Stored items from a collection
Content starts
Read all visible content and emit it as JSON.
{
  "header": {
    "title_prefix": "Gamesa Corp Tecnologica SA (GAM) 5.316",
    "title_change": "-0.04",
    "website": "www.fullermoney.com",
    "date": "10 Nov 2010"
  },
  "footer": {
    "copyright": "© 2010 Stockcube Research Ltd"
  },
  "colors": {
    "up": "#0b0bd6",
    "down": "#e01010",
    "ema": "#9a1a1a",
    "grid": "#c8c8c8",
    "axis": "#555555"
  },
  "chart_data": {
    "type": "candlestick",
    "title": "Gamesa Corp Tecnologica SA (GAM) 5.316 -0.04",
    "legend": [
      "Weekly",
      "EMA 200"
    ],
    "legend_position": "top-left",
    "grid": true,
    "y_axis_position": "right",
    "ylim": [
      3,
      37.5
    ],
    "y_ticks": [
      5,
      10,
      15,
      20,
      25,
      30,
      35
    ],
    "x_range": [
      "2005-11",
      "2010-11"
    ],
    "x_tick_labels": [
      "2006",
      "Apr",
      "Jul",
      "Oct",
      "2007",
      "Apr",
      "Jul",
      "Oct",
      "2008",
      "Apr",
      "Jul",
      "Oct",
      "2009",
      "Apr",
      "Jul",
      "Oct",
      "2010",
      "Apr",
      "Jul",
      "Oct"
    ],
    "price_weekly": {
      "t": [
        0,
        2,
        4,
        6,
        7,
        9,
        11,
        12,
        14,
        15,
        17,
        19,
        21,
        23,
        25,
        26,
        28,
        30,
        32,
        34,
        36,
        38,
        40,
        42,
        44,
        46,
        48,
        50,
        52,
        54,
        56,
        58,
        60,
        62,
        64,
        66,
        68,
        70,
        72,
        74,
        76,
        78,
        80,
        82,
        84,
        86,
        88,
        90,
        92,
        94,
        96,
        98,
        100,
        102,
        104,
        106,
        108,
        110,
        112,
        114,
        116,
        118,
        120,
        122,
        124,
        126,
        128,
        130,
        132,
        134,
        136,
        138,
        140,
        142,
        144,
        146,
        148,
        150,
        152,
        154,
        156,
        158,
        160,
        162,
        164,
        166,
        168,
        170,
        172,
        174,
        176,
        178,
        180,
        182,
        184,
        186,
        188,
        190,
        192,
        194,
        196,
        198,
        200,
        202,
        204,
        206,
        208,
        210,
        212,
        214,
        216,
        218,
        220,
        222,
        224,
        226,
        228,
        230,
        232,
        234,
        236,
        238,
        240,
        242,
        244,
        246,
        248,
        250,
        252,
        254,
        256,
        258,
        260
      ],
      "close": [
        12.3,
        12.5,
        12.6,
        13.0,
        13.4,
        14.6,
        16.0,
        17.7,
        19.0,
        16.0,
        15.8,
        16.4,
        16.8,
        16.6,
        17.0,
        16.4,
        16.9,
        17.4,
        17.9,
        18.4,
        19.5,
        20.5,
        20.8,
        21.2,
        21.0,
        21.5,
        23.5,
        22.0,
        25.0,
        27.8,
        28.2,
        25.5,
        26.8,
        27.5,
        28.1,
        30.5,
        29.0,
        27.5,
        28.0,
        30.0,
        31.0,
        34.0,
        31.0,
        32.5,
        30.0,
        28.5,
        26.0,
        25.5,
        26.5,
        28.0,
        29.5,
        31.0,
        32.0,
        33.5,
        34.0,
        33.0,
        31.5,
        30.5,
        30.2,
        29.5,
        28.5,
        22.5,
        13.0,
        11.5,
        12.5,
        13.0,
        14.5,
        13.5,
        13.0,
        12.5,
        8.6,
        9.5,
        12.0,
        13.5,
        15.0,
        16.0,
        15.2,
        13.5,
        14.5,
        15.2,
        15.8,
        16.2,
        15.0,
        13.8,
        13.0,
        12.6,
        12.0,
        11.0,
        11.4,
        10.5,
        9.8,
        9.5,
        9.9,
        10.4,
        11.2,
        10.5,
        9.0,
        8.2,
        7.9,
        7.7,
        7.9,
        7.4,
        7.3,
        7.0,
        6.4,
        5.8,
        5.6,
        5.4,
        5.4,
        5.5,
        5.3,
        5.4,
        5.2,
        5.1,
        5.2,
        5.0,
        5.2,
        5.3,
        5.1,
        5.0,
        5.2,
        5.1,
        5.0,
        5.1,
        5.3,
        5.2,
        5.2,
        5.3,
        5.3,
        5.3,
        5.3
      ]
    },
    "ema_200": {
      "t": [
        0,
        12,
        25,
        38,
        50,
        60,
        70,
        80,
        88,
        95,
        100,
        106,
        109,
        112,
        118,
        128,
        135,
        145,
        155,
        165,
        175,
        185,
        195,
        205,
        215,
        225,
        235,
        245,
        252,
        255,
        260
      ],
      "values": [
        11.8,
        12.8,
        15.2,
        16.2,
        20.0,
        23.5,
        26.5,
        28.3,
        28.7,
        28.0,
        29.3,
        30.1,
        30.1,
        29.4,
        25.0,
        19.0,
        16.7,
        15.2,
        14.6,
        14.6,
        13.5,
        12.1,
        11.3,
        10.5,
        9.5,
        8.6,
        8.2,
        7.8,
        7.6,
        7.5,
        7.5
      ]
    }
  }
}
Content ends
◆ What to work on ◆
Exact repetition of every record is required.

◆ Exercise result ◆
Read all visible content and emit it as JSON.
{
  "header": {
    "title_prefix": "Gamesa Corp Tecnologica SA (GAM) 5.316",
    "title_change": "-0.04",
    "website": "www.fullermoney.com",
    "date": "10 Nov 2010"
  },
  "footer": {
    "copyright": "© 2010 Stockcube Research Ltd"
  },
  "colors": {
    "up": "#0b0bd6",
    "down": "#e01010",
    "ema": "#9a1a1a",
    "grid": "#c8c8c8",
    "axis": "#555555"
  },
  "chart_data": {
    "type": "candlestick",
    "title": "Gamesa Corp Tecnologica SA (GAM) 5.316 -0.04",
    "legend": [
      "Weekly",
      "EMA 200"
    ],
    "legend_position": "top-left",
    "grid": true,
    "y_axis_position": "right",
    "ylim": [
      3,
      37.5
    ],
    "y_ticks": [
      5,
      10,
      15,
      20,
      25,
      30,
      35
    ],
    "x_range": [
      "2005-11",
      "2010-11"
    ],
    "x_tick_labels": [
      "2006",
      "Apr",
      "Jul",
      "Oct",
      "2007",
      "Apr",
      "Jul",
      "Oct",
      "2008",
      "Apr",
      "Jul",
      "Oct",
      "2009",
      "Apr",
      "Jul",
      "Oct",
      "2010",
      "Apr",
      "Jul",
      "Oct"
    ],
    "price_weekly": {
      "t": [
        0,
        2,
        4,
        6,
        7,
        9,
        11,
        12,
        14,
        15,
        17,
        19,
        21,
        23,
        25,
        26,
        28,
        30,
        32,
        34,
        36,
        38,
        40,
        42,
        44,
        46,
        48,
        50,
        52,
        54,
        56,
        58,
        60,
        62,
        64,
        66,
        68,
        70,
        72,
        74,
        76,
        78,
        80,
        82,
        84,
        86,
        88,
        90,
        92,
        94,
        96,
        98,
        100,
        102,
        104,
        106,
        108,
        110,
        112,
        114,
        116,
        118,
        120,
        122,
        124,
        126,
        128,
        130,
        132,
        134,
        136,
        138,
        140,
        142,
        144,
        146,
        148,
        150,
        152,
        154,
        156,
        158,
        160,
        162,
        164,
        166,
        168,
        170,
        172,
        174,
        176,
        178,
        180,
        182,
        184,
        186,
        188,
        190,
        192,
        194,
        196,
        198,
        200,
        202,
        204,
        206,
        208,
        210,
        212,
        214,
        216,
        218,
        220,
        222,
        224,
        226,
        228,
        230,
        232,
        234,
        236,
        238,
        240,
        242,
        244,
        246,
        248,
        250,
        252,
        254,
        256,
        258,
        260
      ],
      "close": [
        12.3,
        12.5,
        12.6,
        13.0,
        13.4,
        14.6,
        16.0,
        17.7,
        19.0,
        16.0,
        15.8,
        16.4,
        16.8,
        16.6,
        17.0,
        16.4,
        16.9,
        17.4,
        17.9,
        18.4,
        19.5,
        20.5,
        20.8,
        21.2,
        21.0,
        21.5,
        23.5,
        22.0,
        25.0,
        27.8,
        28.2,
        25.5,
        26.8,
        27.5,
        28.1,
        30.5,
        29.0,
        27.5,
        28.0,
        30.0,
        31.0,
        34.0,
        31.0,
        32.5,
        30.0,
        28.5,
        26.0,
        25.5,
        26.5,
        28.0,
        29.5,
        31.0,
        32.0,
        33.5,
        34.0,
        33.0,
        31.5,
        30.5,
        30.2,
        29.5,
        28.5,
        22.5,
        13.0,
        11.5,
        12.5,
        13.0,
        14.5,
        13.5,
        13.0,
        12.5,
        8.6,
        9.5,
        12.0,
        13.5,
        15.0,
        16.0,
        15.2,
        13.5,
        14.5,
        15.2,
        15.8,
        16.2,
        15.0,
        13.8,
        13.0,
        12.6,
        12.0,
        11.0,
        11.4,
        10.5,
        9.8,
        9.5,
        9.9,
        10.4,
        11.2,
        10.5,
        9.0,
        8.2,
        7.9,
        7.7,
        7.9,
        7.4,
        7.3,
        7.0,
        6.4,
        5.8,
        5.6,
        5.4,
        5.4,
        5.5,
        5.3,
        5.4,
        5.2,
        5.1,
        5.2,
        5.0,
        5.2,
        5.3,
        5.1,
        5.0,
        5.2,
        5.1,
        5.0,
        5.1,
        5.3,
        5.2,
        5.2,
        5.3,
        5.3,
        5.3,
        5.3
      ]
    },
    "ema_200": {
      "t": [
        0,
        12,
        25,
        38,
        50,
        60,
        70,
        80,
        88,
        95,
        100,
        106,
        109,
        112,
        118,
        128,
        135,
        145,
        155,
        165,
        175,
        185,
        195,
        205,
        215,
        225,
        235,
        245,
        252,
        255,
        260
      ],
      "values": [
        11.8,
        12.8,
        15.2,
        16.2,
        20.0,
        23.5,
        26.5,
        28.3,
        28.7,
        28.0,
        29.3,
        30.1,
        30.1,
        29.4,
        25.0,
        19.0,
        16.7,
        15.2,
        14.6,
        14.6,
        13.5,
        12.1,
        11.3,
        10.5,
        9.5,
        8.6,
        8.2,
        7.8,
        7.6,
        7.5,
        7.5
      ]
    }
  }
}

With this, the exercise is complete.